Ever since Canadians learned that Trudeau spent last Christmas on the private Caribbean island of the Aga Khan, the Conservatives have been portraying him as more concerned with his rich friends than middle class Canadians. Bill Morneau’s secret holding company for his French villa helped add to the narrative.

The Conservatives have repeatedly asked questions about Bronfman, wanting to know why Trudeau has said he was satisfied with Bronfman’s answers. “Who is the Prime Minister speaking for?” Scheer asked on Nov. 20. “Was he speaking for the Canada Revenue Agency? Was he speaking for the Government of Canada?”

Trudeau responded, as prime ministers always do, by blandly pointing to his government’s record on pursuing tax cheats. He said nothing about Bronfman.

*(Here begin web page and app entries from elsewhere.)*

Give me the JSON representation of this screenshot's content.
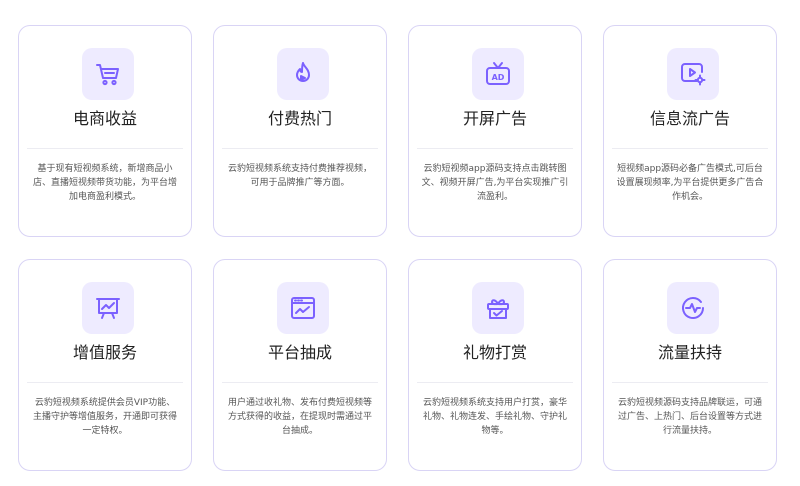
{
  "cards": [
    {
      "title": "电商收益",
      "icon": "shopping-cart-icon",
      "desc": "基于现有短视频系统，新增商品小店、直播短视频带货功能，为平台增加电商盈利模式。"
    },
    {
      "title": "付费热门",
      "icon": "fire-icon",
      "desc": "云豹短视频系统支持付费推荐视频，可用于品牌推广等方面。"
    },
    {
      "title": "开屏广告",
      "icon": "tv-ad-icon",
      "desc": "云豹短视频app源码支持点击跳转图文、视频开屏广告,为平台实现推广引流盈利。"
    },
    {
      "title": "信息流广告",
      "icon": "video-settings-icon",
      "desc": "短视频app源码必备广告模式,可后台设置展现频率,为平台提供更多广告合作机会。"
    },
    {
      "title": "增值服务",
      "icon": "presentation-chart-icon",
      "desc": "云豹短视频系统提供会员VIP功能、主播守护等增值服务，开通即可获得一定特权。"
    },
    {
      "title": "平台抽成",
      "icon": "browser-trend-icon",
      "desc": "用户通过收礼物、发布付费短视频等方式获得的收益，在提现时需通过平台抽成。"
    },
    {
      "title": "礼物打赏",
      "icon": "gift-icon",
      "desc": "云豹短视频系统支持用户打赏，豪华礼物、礼物连发、手绘礼物、守护礼物等。"
    },
    {
      "title": "流量扶持",
      "icon": "pulse-icon",
      "desc": "云豹短视频源码支持品牌联运，可通过广告、上热门、后台设置等方式进行流量扶持。"
    }
  ],
  "colors": {
    "accent": "#7b61ff",
    "icon_bg": "#eeebff",
    "border": "#d9d4f5"
  }
}
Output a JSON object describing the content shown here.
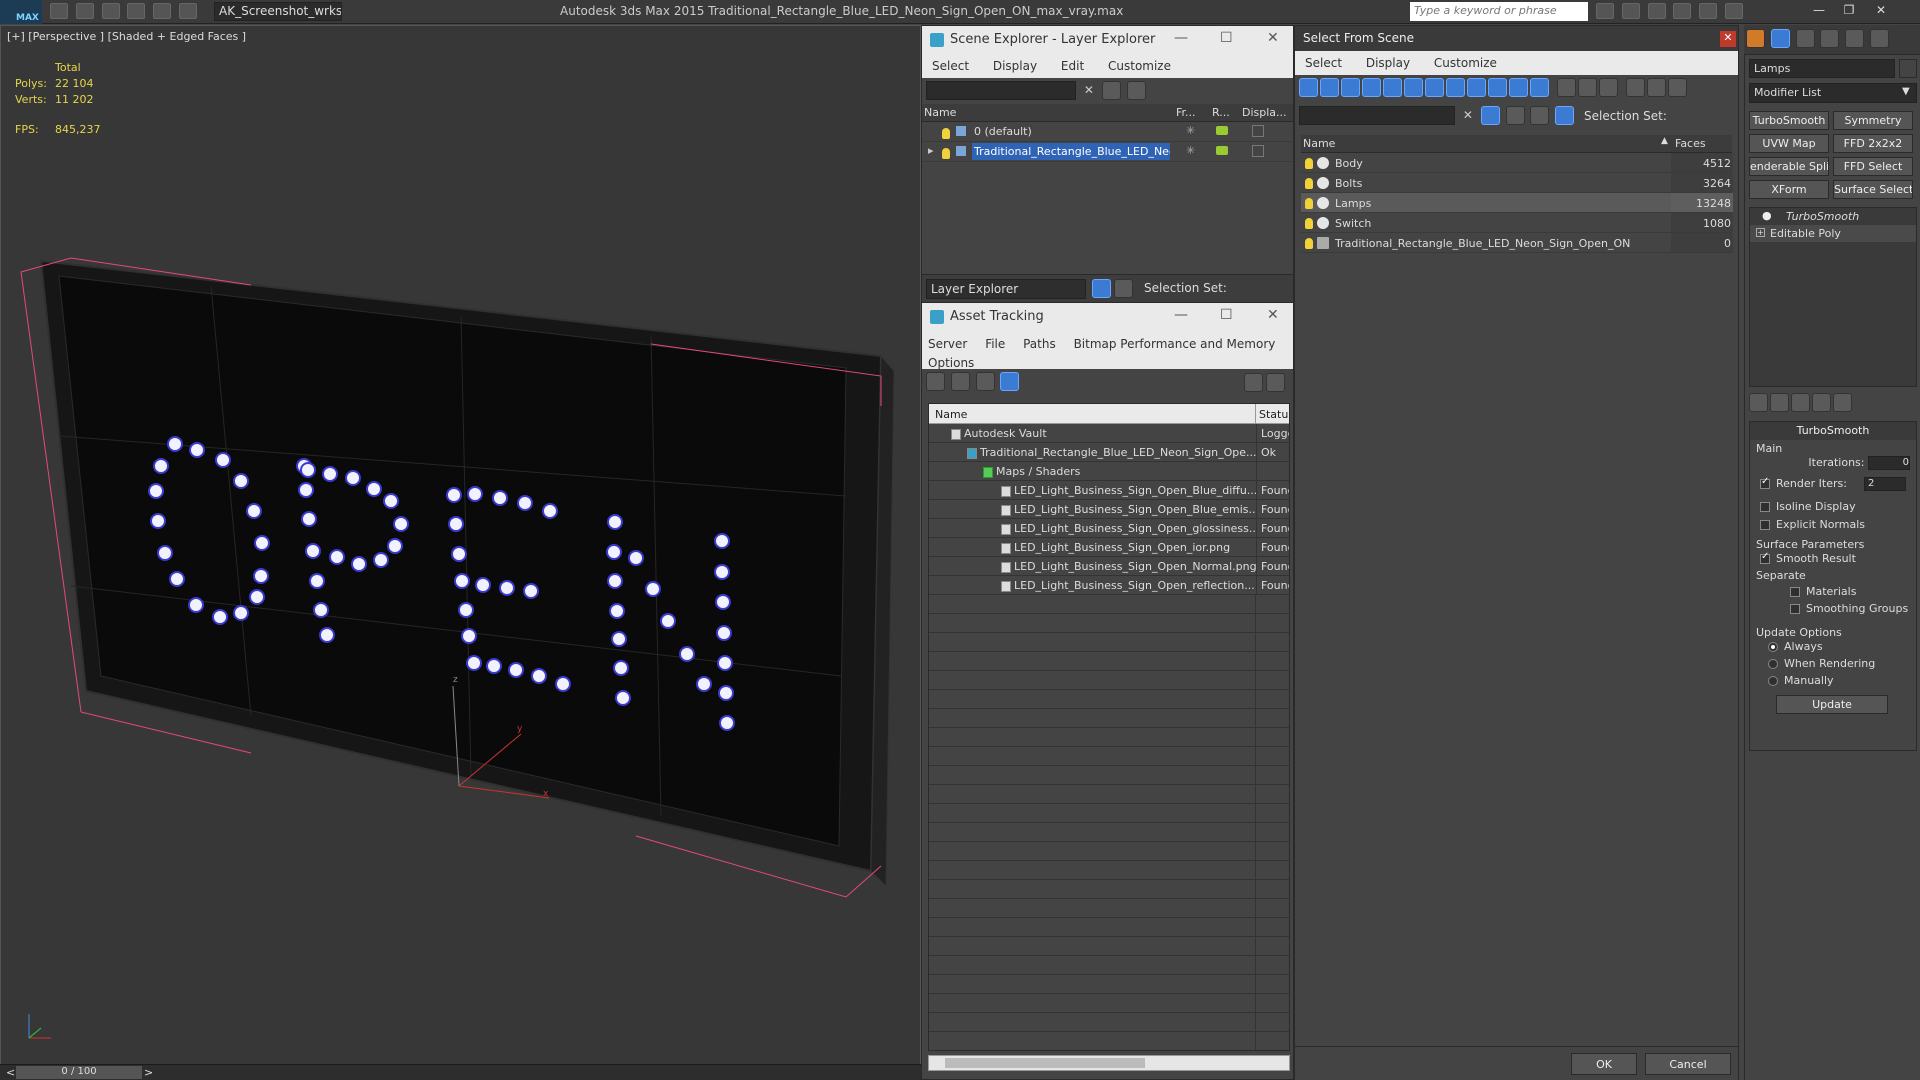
{
  "app": {
    "logo": "MAX",
    "workspace": "AK_Screenshot_wrksp",
    "window_title": "Autodesk 3ds Max  2015     Traditional_Rectangle_Blue_LED_Neon_Sign_Open_ON_max_vray.max",
    "search_placeholder": "Type a keyword or phrase"
  },
  "viewport": {
    "label": "[+] [Perspective ] [Shaded + Edged Faces ]",
    "stats": {
      "total_label": "Total",
      "polys_label": "Polys:",
      "polys_value": "22 104",
      "verts_label": "Verts:",
      "verts_value": "11 202",
      "fps_label": "FPS:",
      "fps_value": "845,237"
    },
    "axis_x": "x",
    "axis_y": "y",
    "axis_z": "z",
    "sign_text": "OPEN"
  },
  "timeline": {
    "frame": "0 / 100",
    "prev": "<",
    "next": ">"
  },
  "scene_explorer": {
    "title": "Scene Explorer - Layer Explorer",
    "menu": [
      "Select",
      "Display",
      "Edit",
      "Customize"
    ],
    "columns": [
      "Name",
      "Fr...",
      "R...",
      "Displa..."
    ],
    "rows": [
      {
        "name": "0 (default)"
      },
      {
        "name": "Traditional_Rectangle_Blue_LED_Neo..."
      }
    ],
    "footer_dropdown": "Layer Explorer",
    "selection_set_label": "Selection Set:"
  },
  "asset_tracking": {
    "title": "Asset Tracking",
    "menu": [
      "Server",
      "File",
      "Paths",
      "Bitmap Performance and Memory"
    ],
    "menu2": "Options",
    "columns": [
      "Name",
      "Status"
    ],
    "rows": [
      {
        "name": "Autodesk Vault",
        "status": "Logge"
      },
      {
        "name": "Traditional_Rectangle_Blue_LED_Neon_Sign_Ope...",
        "status": "Ok"
      },
      {
        "name": "Maps / Shaders",
        "status": ""
      },
      {
        "name": "LED_Light_Business_Sign_Open_Blue_diffu...",
        "status": "Found"
      },
      {
        "name": "LED_Light_Business_Sign_Open_Blue_emis...",
        "status": "Found"
      },
      {
        "name": "LED_Light_Business_Sign_Open_glossiness...",
        "status": "Found"
      },
      {
        "name": "LED_Light_Business_Sign_Open_ior.png",
        "status": "Found"
      },
      {
        "name": "LED_Light_Business_Sign_Open_Normal.png",
        "status": "Found"
      },
      {
        "name": "LED_Light_Business_Sign_Open_reflection...",
        "status": "Found"
      }
    ]
  },
  "select_from_scene": {
    "title": "Select From Scene",
    "menu": [
      "Select",
      "Display",
      "Customize"
    ],
    "selection_set_label": "Selection Set:",
    "columns": [
      "Name",
      "Faces"
    ],
    "rows": [
      {
        "name": "Body",
        "faces": "4512"
      },
      {
        "name": "Bolts",
        "faces": "3264"
      },
      {
        "name": "Lamps",
        "faces": "13248"
      },
      {
        "name": "Switch",
        "faces": "1080"
      },
      {
        "name": "Traditional_Rectangle_Blue_LED_Neon_Sign_Open_ON",
        "faces": "0"
      }
    ],
    "ok": "OK",
    "cancel": "Cancel"
  },
  "command_panel": {
    "object_name": "Lamps",
    "modifier_list": "Modifier List",
    "buttons": [
      "TurboSmooth",
      "Symmetry",
      "UVW Map",
      "FFD 2x2x2",
      "enderable Splir",
      "FFD Select",
      "XForm",
      "Surface Select"
    ],
    "stack": [
      "TurboSmooth",
      "Editable Poly"
    ],
    "turbosmooth": {
      "title": "TurboSmooth",
      "main": "Main",
      "iterations_label": "Iterations:",
      "iterations": "0",
      "render_iters_label": "Render Iters:",
      "render_iters": "2",
      "isoline": "Isoline Display",
      "explicit": "Explicit Normals",
      "surface_params": "Surface Parameters",
      "smooth_result": "Smooth Result",
      "separate": "Separate",
      "materials": "Materials",
      "smoothing_groups": "Smoothing Groups",
      "update_options": "Update Options",
      "always": "Always",
      "when_rendering": "When Rendering",
      "manually": "Manually",
      "update": "Update"
    }
  }
}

“Mr. Speaker, this government takes very seriously the responsibility of going after tax avoidance and tax evasion. That is why we have invested close to a billion dollars over the past two years to ensure that people are paying their fair share of taxes. That has resulted in significant actions and we are in the process of recovering $25 billion of monies avoided and evaded.”

Trudeau’s answer, which is more or less identical to answers from the previous government, does not stand up to close scrutiny. The government, like the previous one, will not even produce an estimate of the tax gap—the amount lost to tax havens—which may be as high as $47 billion a year.

Polling shows that Canadians want corporations to pay their share but successive federal governments have not acted to toughen the laws that allow Canadians to shield their money in tax shelters. Alain Deneault, a Université du Quebec professor who has written several books on tax havens, thinks he knows why they don’t.

“People ask why does the government allow that? Why does the government give loopholes to big corporations that don’t pay their fair share of tax? Why? Well, we have the answer, because it is a conflict of interest. The people who allow the parties to have money to win elections have interests themselves in tax havens.”


If you listen to the opposition, you might conclude that the Liberal-Bronfman pattern is continuing. But things have changed. All money contributed to political parties must now be publicly reported, and nobody, not even Stephen Bronfman, can contribute more than $1,500 a year, hardly enough to get the attention of a local campaign manager.

Under pressure from so-called cash-for-access fundraisers, the Liberals have unilaterally started reporting details about all fundraisers. Those rules came in after Bronfman held big fundraisers at the Westmount mansion—the most expensive house in Montreal—where Mr. Sam used to live.

In spite of that, and their friendship, the prime minister’s office says that there is no conflict-of-interest screen to prevent Trudeau from dealing with files involving Bronfman interests.

Still, it’s not clear that Bronfman wields the same kind of influence that his godfather did on Liberal policy.

If he did, and was interested in his own finances, he would likely have discouraged the Liberals from taking many of the tax measure they have adopted that have placed more of the tax burden on people like him.

For his part, he says he is motivated by a desire to contribute to his society.

“I believe in giving back to the community and building a future for the next generation of Canadians,” he said in a statement. “I have been fortunate to contribute to our society through business and philanthropy. For me, giving back to the community includes engaging in our country’s democratic process. I began volunteering for the Liberal Party of Canada because I believe in its values, in its leadership, and in its vision for a fair and progressive Canadian society.”